> _Work instruction_
All the entries need to be quoted exactly, apart from the pictures, which you should drop.
BEGIN Available data
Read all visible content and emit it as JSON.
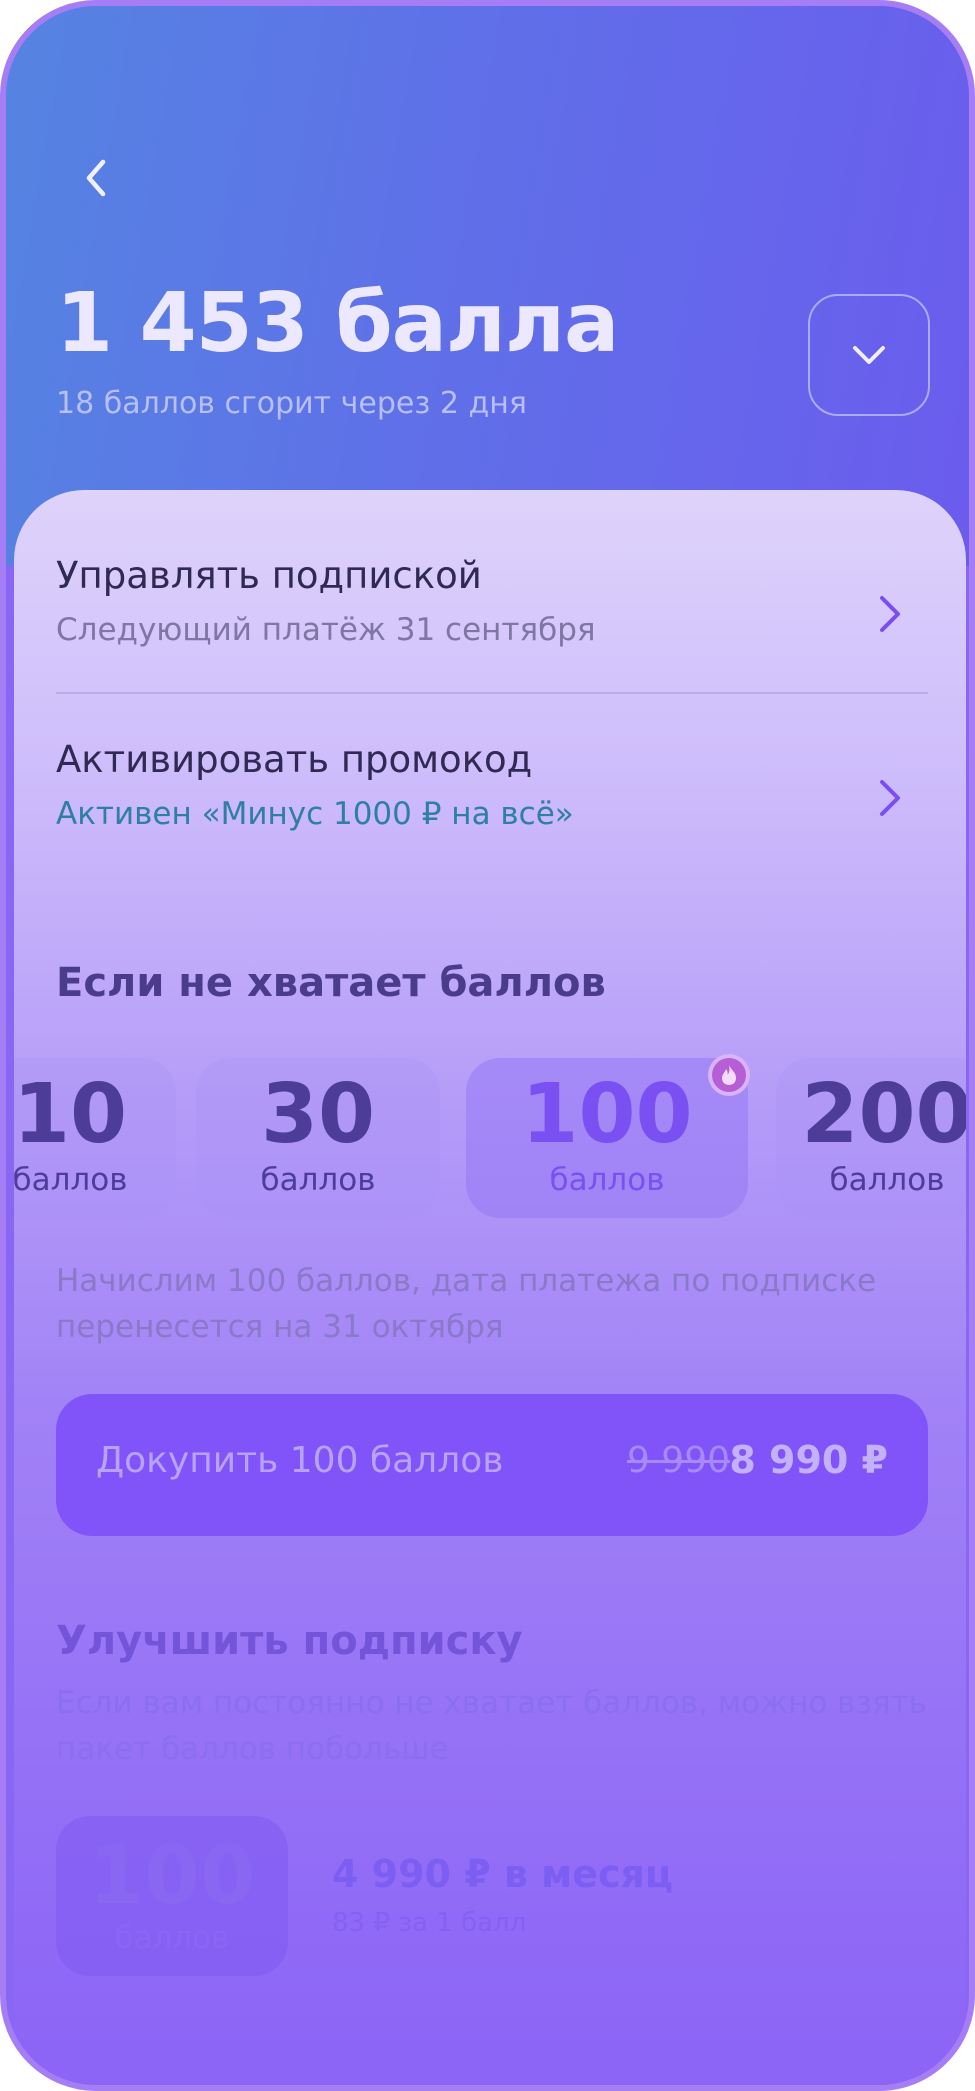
{
  "balance": {
    "title": "1 453 балла",
    "expiry_note": "18 баллов сгорит через 2 дня"
  },
  "menu": [
    {
      "title": "Управлять подпиской",
      "subtitle": "Следующий платёж 31 сентября"
    },
    {
      "title": "Активировать промокод",
      "subtitle": "Активен «Минус 1000 ₽ на всё»"
    }
  ],
  "top_up": {
    "title": "Если не хватает баллов",
    "packs": [
      {
        "amount": "10",
        "unit": "баллов"
      },
      {
        "amount": "30",
        "unit": "баллов"
      },
      {
        "amount": "100",
        "unit": "баллов",
        "selected": true,
        "badge": "fire-icon"
      },
      {
        "amount": "200",
        "unit": "баллов"
      }
    ],
    "note": "Начислим 100 баллов, дата платежа по подписке перенесется на 31 октября",
    "button": {
      "label": "Докупить 100 баллов",
      "old_price": "9 990",
      "new_price": "8 990 ₽"
    }
  },
  "upgrade": {
    "title": "Улучшить подписку",
    "description": "Если вам постоянно не хватает баллов, можно взять пакет баллов побольше",
    "plan": {
      "amount": "100",
      "unit": "баллов",
      "price": "4 990 ₽ в месяц",
      "per_unit": "83 ₽ за 1 балл"
    }
  },
  "colors": {
    "header_start": "#5584e2",
    "header_end": "#6b5cee",
    "accent": "#8054f8",
    "promo_text": "#2e7fa3"
  }
}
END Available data
> _Written response_
Read all visible content and emit it as JSON.
{
  "balance": {
    "title": "1 453 балла",
    "expiry_note": "18 баллов сгорит через 2 дня"
  },
  "menu": [
    {
      "title": "Управлять подпиской",
      "subtitle": "Следующий платёж 31 сентября"
    },
    {
      "title": "Активировать промокод",
      "subtitle": "Активен «Минус 1000 ₽ на всё»"
    }
  ],
  "top_up": {
    "title": "Если не хватает баллов",
    "packs": [
      {
        "amount": "10",
        "unit": "баллов"
      },
      {
        "amount": "30",
        "unit": "баллов"
      },
      {
        "amount": "100",
        "unit": "баллов",
        "selected": true,
        "badge": "fire-icon"
      },
      {
        "amount": "200",
        "unit": "баллов"
      }
    ],
    "note": "Начислим 100 баллов, дата платежа по подписке перенесется на 31 октября",
    "button": {
      "label": "Докупить 100 баллов",
      "old_price": "9 990",
      "new_price": "8 990 ₽"
    }
  },
  "upgrade": {
    "title": "Улучшить подписку",
    "description": "Если вам постоянно не хватает баллов, можно взять пакет баллов побольше",
    "plan": {
      "amount": "100",
      "unit": "баллов",
      "price": "4 990 ₽ в месяц",
      "per_unit": "83 ₽ за 1 балл"
    }
  },
  "colors": {
    "header_start": "#5584e2",
    "header_end": "#6b5cee",
    "accent": "#8054f8",
    "promo_text": "#2e7fa3"
  }
}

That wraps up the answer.